Where criminal contempt is direct — but not flagrant — the contemnor must be given prior warning, an opportunity to explain the conduct at issue, and a hearing on the matter before sanctions are imposed. In re Klecan, 93 N.M. 637, 603 P.2d 1094 (1979). There must be proof beyond a reasonable doubt of the conduct constituting criminal contempt. State ex rel. Bliss v. Greenwood, 63 N.M. 156, 315 P.2d 223 (1957). If the punishment to be imposed is imprisonment for less than six months or a fine of less than $1000, however, counsel need not be appointed and no jury trial is required. State v. Case, 100 N.M. 173, 667 P.2d 978 (Ct.App.1983) (no right to counsel where imprisonment will not exceed six months); Seven Rivers Farm, Inc. v. Reynolds, 84 N.M. 789, 508 P.2d 1276 (1973) (no jury trial right where sole punishment is fine of $1000 or less).

In this instance, respondent was adequately warned by the order of disbarment. A hearing was scheduled whereby he was given the opportunity to explain his conduct. The record provides proof beyond a reasonable doubt that he failed to appear or respond and that he held himself out as a lawyer and engaged in the practice of law after the order of disbarment was entered.

On November 14, 1996, we entered the order finding respondent in direct criminal contempt for his violations of the disbarment order and his failure to appear on October 23 and ordered him to appear before the Court on December 4, 1996, to present any facts that would justify or mitigate either act of contempt.

At the December 4 hearing, respondent appeared to believe that since he had made the decision to retire prior to the entry of our order of disbarment, the disbarment order was of no effect. He claimed that he had notified his clients of his prior suspension, but the Court file is devoid of any indication that respondent complied with the requirements of Rule 17-212. Respondent also advised the Court that because people kept requesting legal advice and assistance from him, he felt obligated to provide services to them at no cost, even though he was retired. He stated that he failed to attend the October 23 hearing because of a prior commitment to be at Lake Powell with friends.

An attorney does not defeat the disciplinary jurisdiction of the Court by simply deciding to retire, particularly where he is under an order of deferred suspension. The Court’s disbarment order of January 9, 1995, is a valid order entered after proceedings conducted pursuant to the Rules Governing Discipline. Respondent violated that order and has shown no reason why sanctions should not be imposed against him. An attorney who has been suspended or disbarred may not continue to provide legal services to members of the public, with or without remuneration.3 Additionally, a cruise on Lake Powell is not the sort of emergency that excuses an attorney’s nonappearance at a court proceeding of which he has received notice. Even if an attorney has a conflicting court engagement or other legitimate excuse, he is expected to advise the court of the conflict by filing the appropriate pleading requesting a continuance well in advance of the scheduled hearing.

NOW, THEREFORE, IT IS ORDERED that W. Eugene Herkenhoff is hereby sentenced to five (5) months of incarceration for his contumacious conduct; and
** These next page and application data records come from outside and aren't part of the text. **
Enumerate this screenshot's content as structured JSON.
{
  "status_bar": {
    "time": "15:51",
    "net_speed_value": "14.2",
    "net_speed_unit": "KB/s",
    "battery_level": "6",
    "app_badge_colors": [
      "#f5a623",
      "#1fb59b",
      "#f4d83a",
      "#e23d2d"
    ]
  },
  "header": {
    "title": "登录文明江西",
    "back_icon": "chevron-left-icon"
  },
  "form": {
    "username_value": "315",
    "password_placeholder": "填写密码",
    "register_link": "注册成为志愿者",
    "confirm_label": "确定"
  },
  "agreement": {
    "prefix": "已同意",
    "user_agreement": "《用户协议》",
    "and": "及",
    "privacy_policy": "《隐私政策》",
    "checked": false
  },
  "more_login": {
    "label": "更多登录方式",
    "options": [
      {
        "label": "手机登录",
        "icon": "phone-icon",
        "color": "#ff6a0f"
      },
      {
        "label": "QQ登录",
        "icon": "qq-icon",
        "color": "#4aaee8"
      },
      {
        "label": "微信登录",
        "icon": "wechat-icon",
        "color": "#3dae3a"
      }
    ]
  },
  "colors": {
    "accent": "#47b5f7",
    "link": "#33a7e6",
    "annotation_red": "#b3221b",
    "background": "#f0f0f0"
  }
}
IT IS FURTHER ORDERED that the entire period of incarceration be and hereby is suspended under the following terms and conditions:

*770(1) Respondent shall abide by all of the terms and conditions of the amended disbarment order issued on January 9, 1995, including the payment of the $1540 fine, with accrued interest, to this Court and the payment of $78.51 in assessed costs, with accrued interest, to the Disciplinary Board;
(2) Respondent shall adhere to and comply with the requirements of Rule 17-212 NMSA 1996 on or before December 16, 1996; and
(3) Respondent shall cease from using and destroy all stationary that indicates he is a retired attorney.

IT IS FURTHER ORDERED that should any of the terms and conditions not be followed, this Court shall lift the suspension of the period of incarceration and issue a bench warrant for respondent’s immediate arrest and confinement.

IT IS FURTHER ORDERED that this opinion be published in the State Bar of New Mexico State Bar Bulletin and the New Mexico Reports.


MINZNER, J., not participating.